£2,500 is also given to cars that can do at least 20 miles on electric alone and emit between 50 and 75g/km of CO2. As for vans, being under 75g/km of CO2 and achieving at least 10 miles on electric gets you the full £8,000 grant.
Best hybrid cars: Hyundai Ioniq
The Hyundai Ioniq takes more than a leaf or two out of the Toyota Prius book, but in many ways it is the better car. Not only is it cheaper and comes with a lengthy seven-year warranty, the proper gearbox and better steering make it a nicer drive.
Okay, so the looks are a bit bland but you would buy this car because you want to save money and reduce your carbon footprint, which is something the hybrid and plug-in hybrid variant can do, thanks to CO2 emissions and fuel economy of 79g/km and 83.1mpg, respectively.
From £19,995 |
Best hybrid cars: 2017 Mitsubishi Outlander PHEV
A brand new version of the Mitsubishi Outlander PHEV has arrived, which builds on the formula that has seen it becomes the most popular hybrid vehicle in the UK. It now gets a 33-mile electric-only range and all models can engage the EV-priority mode at anytime.
Fuel economy comes in at a whopping 166mpg and, on short journeys, it will certainly use little or zero fuel so long as you keep the battery charged. Luckily a home charging unit is included free. Meanwhile CO2 emissions come in at 41g/km, making it the cleanest large SUV.
It is a tad ugly outside and the interior is less pleasing than its rivals, but the sturdy build quality and level of space make it worth checking out for those with big, eco-minded families.
From £34,749 |
Best hybrid cars: 2017 Toyota Prius
Like with the new Outlander, a new Toyota Prius is about to be launched so it is probably worth holding biding your time if this is hybrid you want. But that does mean the current car will soon drop in price.
In terms of the new Prius, it has much nicer handling, meatier steering and less body roll, while the CVT gearbox has been changed to make it less revvy and more capable of running on electric power only. For the first time, it can also pull a trailer albeit a small one.
The Prius offers 94.1mpg so it has the Ioniq potentially beat (although in the real world we doubt there will be much in it) and it will be cheaper to tax after April 2017, thanks to a first-year rate of just £15. Just try to avoid looking at it for too long.

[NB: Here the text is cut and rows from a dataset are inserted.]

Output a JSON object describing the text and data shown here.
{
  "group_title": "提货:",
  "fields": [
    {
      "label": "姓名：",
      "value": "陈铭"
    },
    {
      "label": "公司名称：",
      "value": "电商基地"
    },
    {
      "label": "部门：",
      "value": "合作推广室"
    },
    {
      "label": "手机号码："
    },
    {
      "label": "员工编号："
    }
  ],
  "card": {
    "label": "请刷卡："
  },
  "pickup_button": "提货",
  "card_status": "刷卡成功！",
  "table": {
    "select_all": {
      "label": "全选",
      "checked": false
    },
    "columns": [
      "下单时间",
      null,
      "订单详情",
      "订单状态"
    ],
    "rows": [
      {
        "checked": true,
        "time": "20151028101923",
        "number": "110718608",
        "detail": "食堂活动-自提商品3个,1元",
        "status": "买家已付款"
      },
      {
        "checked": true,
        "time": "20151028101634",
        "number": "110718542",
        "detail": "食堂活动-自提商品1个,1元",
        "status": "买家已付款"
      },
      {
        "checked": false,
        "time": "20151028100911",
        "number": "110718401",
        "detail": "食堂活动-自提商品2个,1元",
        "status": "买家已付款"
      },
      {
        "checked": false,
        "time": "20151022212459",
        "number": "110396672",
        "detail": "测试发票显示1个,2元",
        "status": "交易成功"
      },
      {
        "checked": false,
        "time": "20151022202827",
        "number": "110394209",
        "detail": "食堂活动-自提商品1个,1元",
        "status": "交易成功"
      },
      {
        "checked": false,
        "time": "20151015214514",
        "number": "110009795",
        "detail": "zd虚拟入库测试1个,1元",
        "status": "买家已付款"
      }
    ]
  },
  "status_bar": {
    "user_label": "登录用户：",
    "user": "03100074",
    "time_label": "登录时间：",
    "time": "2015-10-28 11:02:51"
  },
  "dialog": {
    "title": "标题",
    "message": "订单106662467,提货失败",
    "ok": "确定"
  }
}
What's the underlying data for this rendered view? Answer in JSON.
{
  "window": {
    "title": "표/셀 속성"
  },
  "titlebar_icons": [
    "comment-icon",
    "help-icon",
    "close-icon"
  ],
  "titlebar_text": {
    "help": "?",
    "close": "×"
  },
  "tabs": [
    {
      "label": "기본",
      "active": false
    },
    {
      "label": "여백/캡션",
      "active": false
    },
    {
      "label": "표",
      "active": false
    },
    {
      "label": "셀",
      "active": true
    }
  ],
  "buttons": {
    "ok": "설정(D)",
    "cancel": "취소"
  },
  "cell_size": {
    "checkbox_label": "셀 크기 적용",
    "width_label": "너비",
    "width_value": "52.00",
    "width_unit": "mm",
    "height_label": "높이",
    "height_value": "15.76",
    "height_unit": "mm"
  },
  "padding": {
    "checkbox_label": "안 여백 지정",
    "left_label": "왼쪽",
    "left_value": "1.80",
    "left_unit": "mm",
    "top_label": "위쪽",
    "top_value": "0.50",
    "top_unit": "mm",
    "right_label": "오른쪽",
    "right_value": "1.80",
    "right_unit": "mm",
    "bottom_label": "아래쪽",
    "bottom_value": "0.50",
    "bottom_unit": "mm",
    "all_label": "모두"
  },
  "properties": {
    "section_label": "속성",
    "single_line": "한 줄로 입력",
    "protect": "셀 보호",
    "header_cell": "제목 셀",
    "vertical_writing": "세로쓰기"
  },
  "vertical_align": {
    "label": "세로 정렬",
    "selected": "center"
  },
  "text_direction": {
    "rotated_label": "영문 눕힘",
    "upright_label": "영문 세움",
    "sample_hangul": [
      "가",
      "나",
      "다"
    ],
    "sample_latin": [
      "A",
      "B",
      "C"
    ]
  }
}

Best hybrid cars: Volvo XC90 T8
The Volvo XC90 T8 is expensive, but then it is the only proper seven-seater SUV that offers such impressive luxury and comfort without melting the ice caps quite so dramatically. It is also extremely safe, extremely quiet and capable of going off-road.
The interior is about as good as it gets these days. We also appreciate the fact it can manage up to 134.5mpg if you keep the battery charged and emit just 49g/km of CO2 so it really is the perfect school run machine. Just don’t expect a return on it for a very long time, if at all.
From £60,455 |
Best hybrid cars: BMW i3 94Ah Range Extender
The BMW i3 is well equipped, fun to drive and has a strong level of practicality, plus those quirky looks attract attention wherever it goes. But you do a premium for the BMW badge, which means it will take longer to see a return on your investment.
Admittedly the i3 is an electric car, but there is the option of a range extender that adds a small petrol engine tasked solely with recharging the battery. The range is boosted to 180 miles (EPA) and it means you are can fill it up the conventional way on longer journeys, but at the expense of CO2 emissions rising from 0g/km to 12g/km.
From £35,740 |
Best hybrid cars: Volkswagen Golf GTE
A VW Golf GTE may lack the same performance as its GTI sibling, but it is still a speedy machine with capable handling and one that is said to emit just 39g/km of CO2. Not only that, it can go 31 miles on electric alone, which is useful for really short trips.
Based on the seven-generation Golf, the GTE offers the sturdiness and dependability you would expect in addition to unique aesthetic revisions – such as the blue stripe outside the car – that let people know you do care a little about the environment. Or saving money.